According to many theories that have gained wide acceptance among anthropologists, culture demonstrates the way that people interpret their own lives and their environment. According to this point of view, culture becomes such an integral part of a person’s existence that it actually becomes the person’s environment, and most cultural change will often be attributed to human adaptation to historical events. Moreover, given that culture is seen as the primary adaptive mechanism of humans and takes place much faster than human biological evolution, most cultural change can be viewed as culture adapting to itself. In other words American security culture cannot be instantly changed and reformed, it must slowly adapt to the world and situations around it in accordance to the values and beliefs of earlier generations and American core philosophies. Americans can no more immediately change their mindset concerning security then they can change the very culture of America, their biological environment. Therefore, by America’s very culture and political philosophy, defensive CI will always be prone to fail. Nearly all spy cases in America involved failed security and defensive programs. Many spies found that stealing secrets was so easy in this country that they actually went for classified documents outside their normal areas of access.

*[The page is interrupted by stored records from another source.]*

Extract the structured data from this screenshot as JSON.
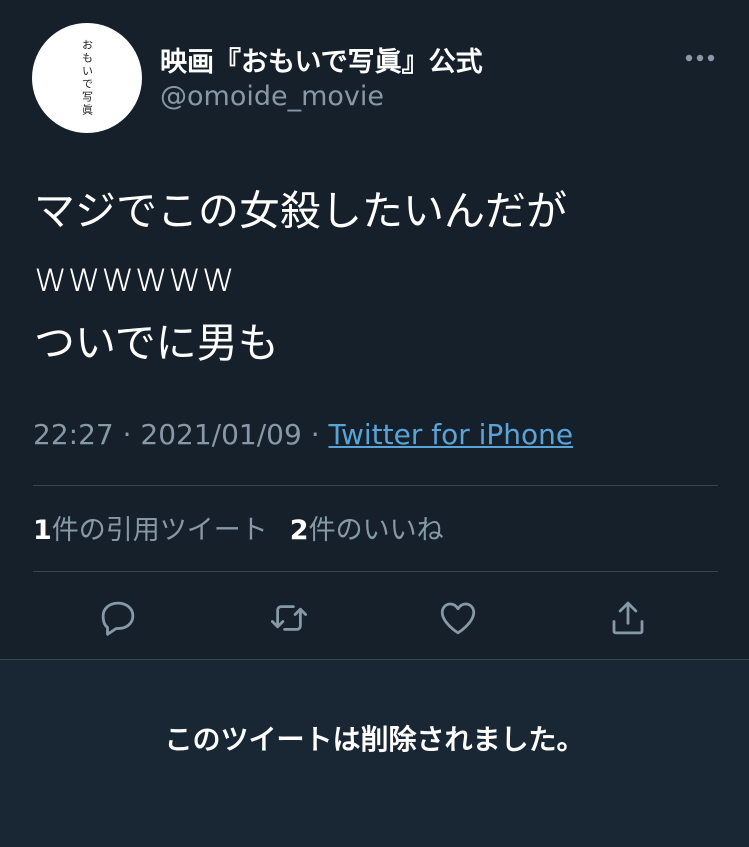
{
  "tweet": {
    "avatar_text": "おもいで写眞",
    "display_name": "映画『おもいで写眞』公式",
    "handle": "@omoide_movie",
    "body": "マジでこの女殺したいんだが\nwwwwww\nついでに男も",
    "time": "22:27",
    "date": "2021/01/09",
    "separator": " · ",
    "source": "Twitter for iPhone",
    "quote_count": "1",
    "quote_label": "件の引用ツイート",
    "like_count": "2",
    "like_label": "件のいいね"
  },
  "deleted_notice": "このツイートは削除されました。",
  "icons": {
    "more": "more-horizontal-icon",
    "reply": "reply-icon",
    "retweet": "retweet-icon",
    "like": "heart-icon",
    "share": "share-icon"
  },
  "colors": {
    "background": "#15202b",
    "deleted_background": "#192734",
    "secondary_text": "#8899a6",
    "link": "#5aa3d6",
    "divider": "#38444d"
  }
}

As has been mentioned, the large majority of Americans would not support the covert security state that the Soviet Union was infamous for, demonstrating that by America’s inherent culture and political philosophy, defensive CI will be hindered and have difficulties unless there is a collective change in the American mindset concerning security. Furthermore, good defensive counterintelligence programs also call for efficient interagency coordination and operations, which has often proved elusive in American bureaucracy.

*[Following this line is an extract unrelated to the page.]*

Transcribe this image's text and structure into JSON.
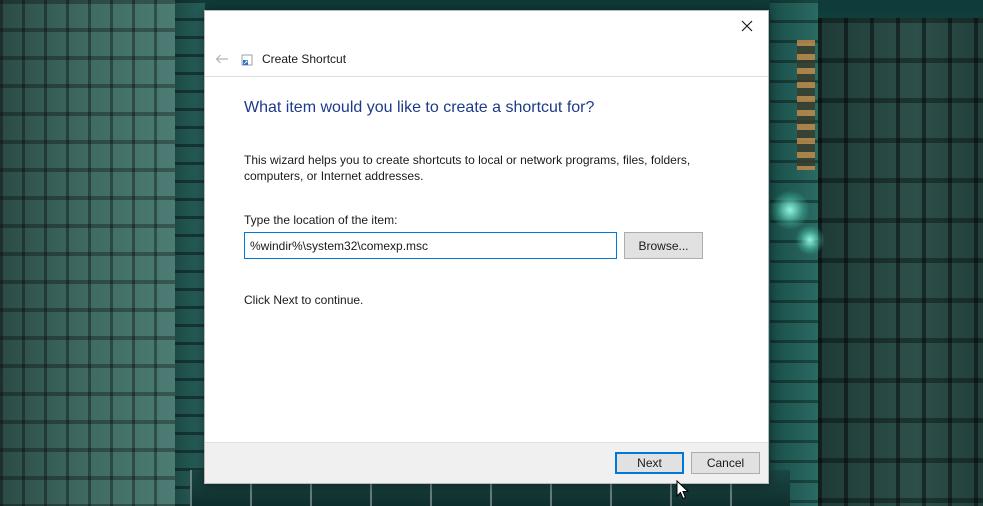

In contrast, the American public by and large would not have difficulty supporting ad hoc operations that go after the people or organizations deemed important for national security, getting information from them about internal spies, and then going after those moles and spies by following up leads with investigations or undermining the operation entirely. This type of operation touches on Individualism, which stresses independence and self-reliance. In addition, our dependence on technological collection methods has proved to actually be a significant asset for these operations, often augmenting already competent personnel. The United States has shown that it is very good at this type of clever, proactive, outside-the-box problem solving, which frankly allows the U.S. to actively involve itself in the business of foreigners instead of the privacy of most American citizens. And that is always going to be the preferred option for most that live in American society.
 Joseph Masco. “Active Measures: How a KGB Spymaster Made Good in Post-9/11 America.” Radical History Review93 (Fall 2005): Page 285.
Kottak, Conrad Phillip. Cultural Anthropology. 10th ed. New York: McGraw-Hill, 2004. Page 91-93.
Stein, Jeff. “The Mole’s Manual.” New York Times, (July 5, 1994): sec. A 17. May be viewed at http://www.nytimes.com/1994/07/05/opinion/the-mole-s-manual.html?scp=1&s…. Paragraph 8.